One of Australia’s underdog native animals is the Christmas Island red crab. It’s most famous for its annual breeding migration, during which millions of the crabs take a long walk across their island home to lay their eggs in the ocean.

It’s the biggest tourism draw on Christmas Island (yes, that Christmas Island – you can visit) which mostly consists of national park and its capital, called The Settlement.

The crab migration makes for a fascinating/terrifying spectacle (depending on how you feel about millions of eight-legged crustacea moving as one). Park rangers have even created crab bridges and crab underpasses to prevent them crossing major roads – their tough carapaces can pierce car tyres. At least David Attenborough loves it.

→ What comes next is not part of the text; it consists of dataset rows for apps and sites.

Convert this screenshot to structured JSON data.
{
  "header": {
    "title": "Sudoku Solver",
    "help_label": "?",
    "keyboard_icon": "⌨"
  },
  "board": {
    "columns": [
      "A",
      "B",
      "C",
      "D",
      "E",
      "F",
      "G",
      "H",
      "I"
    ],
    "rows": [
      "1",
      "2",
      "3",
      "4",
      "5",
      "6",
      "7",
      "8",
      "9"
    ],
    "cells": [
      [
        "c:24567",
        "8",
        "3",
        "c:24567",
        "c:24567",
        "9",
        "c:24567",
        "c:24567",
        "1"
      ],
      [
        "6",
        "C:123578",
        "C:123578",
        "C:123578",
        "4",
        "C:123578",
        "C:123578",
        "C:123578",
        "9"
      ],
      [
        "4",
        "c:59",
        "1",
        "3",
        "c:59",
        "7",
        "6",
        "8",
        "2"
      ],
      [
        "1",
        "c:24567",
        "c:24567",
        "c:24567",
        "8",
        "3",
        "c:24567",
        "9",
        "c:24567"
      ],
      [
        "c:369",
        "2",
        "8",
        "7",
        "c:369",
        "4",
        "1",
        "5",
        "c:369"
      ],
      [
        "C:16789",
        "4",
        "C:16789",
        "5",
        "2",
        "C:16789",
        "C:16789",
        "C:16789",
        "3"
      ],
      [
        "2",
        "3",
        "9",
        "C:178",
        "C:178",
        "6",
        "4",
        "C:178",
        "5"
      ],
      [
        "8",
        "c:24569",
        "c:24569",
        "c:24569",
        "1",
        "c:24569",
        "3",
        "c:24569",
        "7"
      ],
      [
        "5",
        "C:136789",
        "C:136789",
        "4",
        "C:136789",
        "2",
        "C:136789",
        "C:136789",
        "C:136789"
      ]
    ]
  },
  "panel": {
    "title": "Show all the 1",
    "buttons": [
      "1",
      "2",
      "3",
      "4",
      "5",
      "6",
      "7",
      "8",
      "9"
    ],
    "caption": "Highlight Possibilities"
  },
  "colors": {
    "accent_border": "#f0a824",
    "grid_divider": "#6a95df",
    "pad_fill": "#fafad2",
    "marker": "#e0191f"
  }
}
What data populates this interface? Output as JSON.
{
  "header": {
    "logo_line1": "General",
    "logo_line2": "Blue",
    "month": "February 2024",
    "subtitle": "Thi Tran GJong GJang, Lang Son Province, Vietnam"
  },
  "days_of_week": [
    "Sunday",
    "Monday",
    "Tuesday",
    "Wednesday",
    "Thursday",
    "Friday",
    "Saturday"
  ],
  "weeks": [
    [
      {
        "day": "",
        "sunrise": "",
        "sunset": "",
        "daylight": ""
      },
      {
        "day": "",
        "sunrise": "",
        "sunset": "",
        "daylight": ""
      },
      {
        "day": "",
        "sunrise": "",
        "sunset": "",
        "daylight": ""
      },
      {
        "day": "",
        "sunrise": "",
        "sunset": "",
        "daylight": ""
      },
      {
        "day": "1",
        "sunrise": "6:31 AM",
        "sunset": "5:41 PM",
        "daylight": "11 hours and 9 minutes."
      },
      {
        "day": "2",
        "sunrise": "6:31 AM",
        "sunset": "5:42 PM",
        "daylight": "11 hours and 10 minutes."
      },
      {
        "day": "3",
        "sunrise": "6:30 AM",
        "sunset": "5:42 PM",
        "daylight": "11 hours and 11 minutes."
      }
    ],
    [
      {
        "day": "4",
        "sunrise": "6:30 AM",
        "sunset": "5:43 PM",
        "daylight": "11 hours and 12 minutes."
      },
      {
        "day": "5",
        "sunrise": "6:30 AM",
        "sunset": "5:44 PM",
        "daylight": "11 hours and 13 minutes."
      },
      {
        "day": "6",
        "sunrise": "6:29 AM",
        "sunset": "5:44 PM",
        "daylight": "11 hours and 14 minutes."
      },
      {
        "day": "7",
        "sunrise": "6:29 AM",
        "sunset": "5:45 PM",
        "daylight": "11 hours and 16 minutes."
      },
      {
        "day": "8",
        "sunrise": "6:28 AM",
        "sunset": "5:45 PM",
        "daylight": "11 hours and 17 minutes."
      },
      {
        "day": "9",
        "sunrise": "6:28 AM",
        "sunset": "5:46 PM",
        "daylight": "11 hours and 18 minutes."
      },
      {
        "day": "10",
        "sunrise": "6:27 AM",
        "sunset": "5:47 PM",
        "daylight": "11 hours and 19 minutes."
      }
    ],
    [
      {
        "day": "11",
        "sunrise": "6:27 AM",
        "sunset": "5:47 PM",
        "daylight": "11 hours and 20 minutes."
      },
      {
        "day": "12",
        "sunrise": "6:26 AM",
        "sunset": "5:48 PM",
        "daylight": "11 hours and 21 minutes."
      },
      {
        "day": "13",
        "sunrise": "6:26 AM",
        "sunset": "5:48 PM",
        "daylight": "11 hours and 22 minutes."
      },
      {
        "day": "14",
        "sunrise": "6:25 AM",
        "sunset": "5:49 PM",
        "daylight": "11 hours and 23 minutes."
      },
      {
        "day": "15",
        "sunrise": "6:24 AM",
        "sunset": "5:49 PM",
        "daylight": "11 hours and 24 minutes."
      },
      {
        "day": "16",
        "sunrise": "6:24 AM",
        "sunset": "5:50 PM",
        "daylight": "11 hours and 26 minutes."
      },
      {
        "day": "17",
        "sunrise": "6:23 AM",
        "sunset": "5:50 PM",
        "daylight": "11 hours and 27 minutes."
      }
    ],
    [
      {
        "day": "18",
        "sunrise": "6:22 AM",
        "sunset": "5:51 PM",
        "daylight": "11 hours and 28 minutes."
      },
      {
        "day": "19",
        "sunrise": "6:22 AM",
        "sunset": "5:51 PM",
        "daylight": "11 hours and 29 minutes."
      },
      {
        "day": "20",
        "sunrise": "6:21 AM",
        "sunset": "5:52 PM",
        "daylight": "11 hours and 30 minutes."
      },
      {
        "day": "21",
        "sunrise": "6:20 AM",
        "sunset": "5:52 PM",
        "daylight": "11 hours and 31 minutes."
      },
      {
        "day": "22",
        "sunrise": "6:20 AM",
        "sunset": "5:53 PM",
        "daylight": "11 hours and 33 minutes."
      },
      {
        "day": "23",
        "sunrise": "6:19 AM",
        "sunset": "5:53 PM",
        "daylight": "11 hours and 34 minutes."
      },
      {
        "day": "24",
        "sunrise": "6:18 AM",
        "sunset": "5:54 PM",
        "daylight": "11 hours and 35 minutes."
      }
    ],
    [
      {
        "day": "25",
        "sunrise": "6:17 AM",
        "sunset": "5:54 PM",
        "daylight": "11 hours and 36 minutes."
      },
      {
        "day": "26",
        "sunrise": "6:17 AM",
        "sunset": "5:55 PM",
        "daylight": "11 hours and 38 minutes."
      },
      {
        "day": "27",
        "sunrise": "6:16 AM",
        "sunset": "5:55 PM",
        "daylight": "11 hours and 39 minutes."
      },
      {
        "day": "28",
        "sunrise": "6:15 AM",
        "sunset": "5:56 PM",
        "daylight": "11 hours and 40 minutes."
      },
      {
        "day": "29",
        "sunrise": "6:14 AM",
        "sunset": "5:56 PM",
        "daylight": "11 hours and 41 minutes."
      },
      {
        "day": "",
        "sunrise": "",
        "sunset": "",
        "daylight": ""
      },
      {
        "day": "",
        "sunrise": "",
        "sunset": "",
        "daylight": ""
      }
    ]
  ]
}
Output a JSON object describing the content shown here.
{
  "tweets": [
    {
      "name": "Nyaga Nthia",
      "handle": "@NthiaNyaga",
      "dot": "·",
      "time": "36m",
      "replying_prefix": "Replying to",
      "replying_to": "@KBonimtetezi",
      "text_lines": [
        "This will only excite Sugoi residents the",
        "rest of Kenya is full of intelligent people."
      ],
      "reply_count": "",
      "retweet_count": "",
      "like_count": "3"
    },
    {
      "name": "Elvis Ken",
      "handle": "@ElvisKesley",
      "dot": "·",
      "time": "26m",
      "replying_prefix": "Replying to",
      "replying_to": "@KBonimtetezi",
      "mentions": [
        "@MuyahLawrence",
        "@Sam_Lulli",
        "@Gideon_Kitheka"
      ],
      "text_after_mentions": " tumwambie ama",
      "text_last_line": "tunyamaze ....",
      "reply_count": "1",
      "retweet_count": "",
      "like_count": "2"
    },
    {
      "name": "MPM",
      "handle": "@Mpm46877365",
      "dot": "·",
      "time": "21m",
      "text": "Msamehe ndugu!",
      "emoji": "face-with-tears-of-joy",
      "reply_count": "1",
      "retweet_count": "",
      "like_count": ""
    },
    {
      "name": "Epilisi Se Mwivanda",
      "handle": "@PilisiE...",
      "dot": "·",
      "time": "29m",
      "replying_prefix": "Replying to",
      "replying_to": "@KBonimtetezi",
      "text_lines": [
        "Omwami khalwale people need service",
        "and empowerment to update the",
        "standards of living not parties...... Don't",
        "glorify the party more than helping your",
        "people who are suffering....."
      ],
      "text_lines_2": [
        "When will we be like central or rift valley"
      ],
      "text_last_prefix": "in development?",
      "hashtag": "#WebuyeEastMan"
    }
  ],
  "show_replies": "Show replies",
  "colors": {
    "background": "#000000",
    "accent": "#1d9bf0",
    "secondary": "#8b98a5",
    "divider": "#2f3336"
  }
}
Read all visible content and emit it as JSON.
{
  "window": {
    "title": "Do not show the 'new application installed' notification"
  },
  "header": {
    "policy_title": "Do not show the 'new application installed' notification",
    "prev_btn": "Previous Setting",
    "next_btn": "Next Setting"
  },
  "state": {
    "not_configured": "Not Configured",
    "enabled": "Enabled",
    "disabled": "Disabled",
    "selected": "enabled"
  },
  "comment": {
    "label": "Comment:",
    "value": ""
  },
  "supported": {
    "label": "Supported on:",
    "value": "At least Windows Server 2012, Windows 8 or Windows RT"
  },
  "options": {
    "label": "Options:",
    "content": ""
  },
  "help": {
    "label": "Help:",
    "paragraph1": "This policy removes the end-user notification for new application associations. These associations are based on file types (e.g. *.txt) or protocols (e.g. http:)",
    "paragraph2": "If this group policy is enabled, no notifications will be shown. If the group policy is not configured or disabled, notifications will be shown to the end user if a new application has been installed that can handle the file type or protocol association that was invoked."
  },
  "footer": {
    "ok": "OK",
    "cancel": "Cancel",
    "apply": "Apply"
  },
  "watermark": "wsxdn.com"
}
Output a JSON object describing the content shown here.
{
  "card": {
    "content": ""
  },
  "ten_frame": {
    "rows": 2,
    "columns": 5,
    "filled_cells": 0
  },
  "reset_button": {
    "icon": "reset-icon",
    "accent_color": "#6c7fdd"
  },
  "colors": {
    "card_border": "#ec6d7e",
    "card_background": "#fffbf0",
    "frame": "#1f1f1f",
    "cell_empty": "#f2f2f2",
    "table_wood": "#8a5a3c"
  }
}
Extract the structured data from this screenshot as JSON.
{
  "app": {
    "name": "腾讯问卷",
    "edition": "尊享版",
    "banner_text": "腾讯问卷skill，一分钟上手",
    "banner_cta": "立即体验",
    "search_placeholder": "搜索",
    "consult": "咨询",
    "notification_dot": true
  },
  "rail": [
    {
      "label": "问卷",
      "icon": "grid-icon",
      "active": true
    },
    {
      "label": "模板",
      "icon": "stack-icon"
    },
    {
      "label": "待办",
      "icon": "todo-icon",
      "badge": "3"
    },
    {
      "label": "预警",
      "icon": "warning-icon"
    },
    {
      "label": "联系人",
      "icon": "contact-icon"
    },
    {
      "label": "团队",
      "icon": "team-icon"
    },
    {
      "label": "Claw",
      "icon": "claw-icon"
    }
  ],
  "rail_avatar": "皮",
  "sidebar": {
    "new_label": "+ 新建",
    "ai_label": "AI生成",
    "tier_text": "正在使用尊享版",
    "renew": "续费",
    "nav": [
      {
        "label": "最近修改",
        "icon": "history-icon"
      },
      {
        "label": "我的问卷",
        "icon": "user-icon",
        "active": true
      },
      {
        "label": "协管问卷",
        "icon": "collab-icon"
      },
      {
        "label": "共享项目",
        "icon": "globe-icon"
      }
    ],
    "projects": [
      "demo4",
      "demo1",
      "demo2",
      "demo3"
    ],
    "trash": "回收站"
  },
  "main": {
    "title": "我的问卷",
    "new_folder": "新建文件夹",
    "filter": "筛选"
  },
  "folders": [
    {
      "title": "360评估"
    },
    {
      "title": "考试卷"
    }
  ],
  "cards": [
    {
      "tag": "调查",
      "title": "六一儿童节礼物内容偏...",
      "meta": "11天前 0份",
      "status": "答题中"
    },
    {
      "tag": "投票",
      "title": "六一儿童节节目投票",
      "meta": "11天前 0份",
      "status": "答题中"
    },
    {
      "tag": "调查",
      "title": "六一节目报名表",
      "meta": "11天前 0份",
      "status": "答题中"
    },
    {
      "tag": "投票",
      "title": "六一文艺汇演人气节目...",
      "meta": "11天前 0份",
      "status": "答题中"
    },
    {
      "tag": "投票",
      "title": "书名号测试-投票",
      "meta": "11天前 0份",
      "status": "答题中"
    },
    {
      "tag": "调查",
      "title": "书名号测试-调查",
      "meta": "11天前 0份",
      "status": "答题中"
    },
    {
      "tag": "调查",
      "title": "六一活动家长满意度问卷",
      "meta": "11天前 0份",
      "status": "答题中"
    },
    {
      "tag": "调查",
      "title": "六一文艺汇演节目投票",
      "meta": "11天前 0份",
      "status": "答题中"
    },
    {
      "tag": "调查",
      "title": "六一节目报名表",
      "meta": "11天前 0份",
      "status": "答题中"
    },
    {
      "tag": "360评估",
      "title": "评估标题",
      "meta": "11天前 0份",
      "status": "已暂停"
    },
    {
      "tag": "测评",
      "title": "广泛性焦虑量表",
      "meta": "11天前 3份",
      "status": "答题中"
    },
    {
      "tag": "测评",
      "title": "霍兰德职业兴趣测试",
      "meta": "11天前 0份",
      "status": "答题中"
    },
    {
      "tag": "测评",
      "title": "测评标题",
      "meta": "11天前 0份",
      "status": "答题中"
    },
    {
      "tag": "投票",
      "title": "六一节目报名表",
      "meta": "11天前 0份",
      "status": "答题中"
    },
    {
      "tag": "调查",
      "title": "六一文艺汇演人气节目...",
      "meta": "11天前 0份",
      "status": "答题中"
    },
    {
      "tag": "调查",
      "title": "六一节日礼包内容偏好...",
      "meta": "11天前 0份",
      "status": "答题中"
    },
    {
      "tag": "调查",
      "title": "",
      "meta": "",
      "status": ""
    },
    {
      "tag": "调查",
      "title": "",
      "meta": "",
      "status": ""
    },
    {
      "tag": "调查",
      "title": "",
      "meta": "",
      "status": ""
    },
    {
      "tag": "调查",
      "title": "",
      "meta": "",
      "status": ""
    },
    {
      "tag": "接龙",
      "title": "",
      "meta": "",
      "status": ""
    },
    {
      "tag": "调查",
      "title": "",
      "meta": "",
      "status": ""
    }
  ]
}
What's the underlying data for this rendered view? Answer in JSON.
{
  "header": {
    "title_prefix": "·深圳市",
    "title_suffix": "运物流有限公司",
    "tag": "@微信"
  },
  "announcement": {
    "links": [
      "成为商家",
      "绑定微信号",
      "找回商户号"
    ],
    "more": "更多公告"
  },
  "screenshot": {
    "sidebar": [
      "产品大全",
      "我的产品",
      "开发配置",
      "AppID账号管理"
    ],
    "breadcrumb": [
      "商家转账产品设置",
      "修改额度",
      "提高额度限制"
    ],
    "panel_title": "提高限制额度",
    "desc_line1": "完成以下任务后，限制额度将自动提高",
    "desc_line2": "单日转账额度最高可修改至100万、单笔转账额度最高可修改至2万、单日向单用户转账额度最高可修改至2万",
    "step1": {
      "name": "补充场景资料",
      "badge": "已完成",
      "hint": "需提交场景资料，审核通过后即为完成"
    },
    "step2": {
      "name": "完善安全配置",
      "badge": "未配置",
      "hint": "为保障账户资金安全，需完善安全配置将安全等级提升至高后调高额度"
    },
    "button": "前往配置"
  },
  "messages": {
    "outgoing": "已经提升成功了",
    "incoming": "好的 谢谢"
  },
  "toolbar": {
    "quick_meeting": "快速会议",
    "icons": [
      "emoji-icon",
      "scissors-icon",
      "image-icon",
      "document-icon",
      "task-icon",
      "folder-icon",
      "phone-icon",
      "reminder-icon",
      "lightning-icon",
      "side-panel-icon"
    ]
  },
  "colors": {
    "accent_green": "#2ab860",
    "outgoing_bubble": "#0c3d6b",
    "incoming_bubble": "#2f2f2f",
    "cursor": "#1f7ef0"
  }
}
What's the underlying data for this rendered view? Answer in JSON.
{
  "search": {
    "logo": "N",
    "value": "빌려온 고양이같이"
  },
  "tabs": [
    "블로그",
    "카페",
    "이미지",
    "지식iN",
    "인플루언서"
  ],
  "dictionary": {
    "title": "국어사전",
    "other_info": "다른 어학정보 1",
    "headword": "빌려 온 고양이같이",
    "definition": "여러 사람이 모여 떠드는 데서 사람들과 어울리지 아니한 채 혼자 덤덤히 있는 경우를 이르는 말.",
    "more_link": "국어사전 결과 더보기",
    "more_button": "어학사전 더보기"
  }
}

(Lead image: Aliens –AwOiSoAk KaOsIoWa / Wikimedia Commons (CC BY-SA 3.0) & crabs – Parks Australia / Facebook)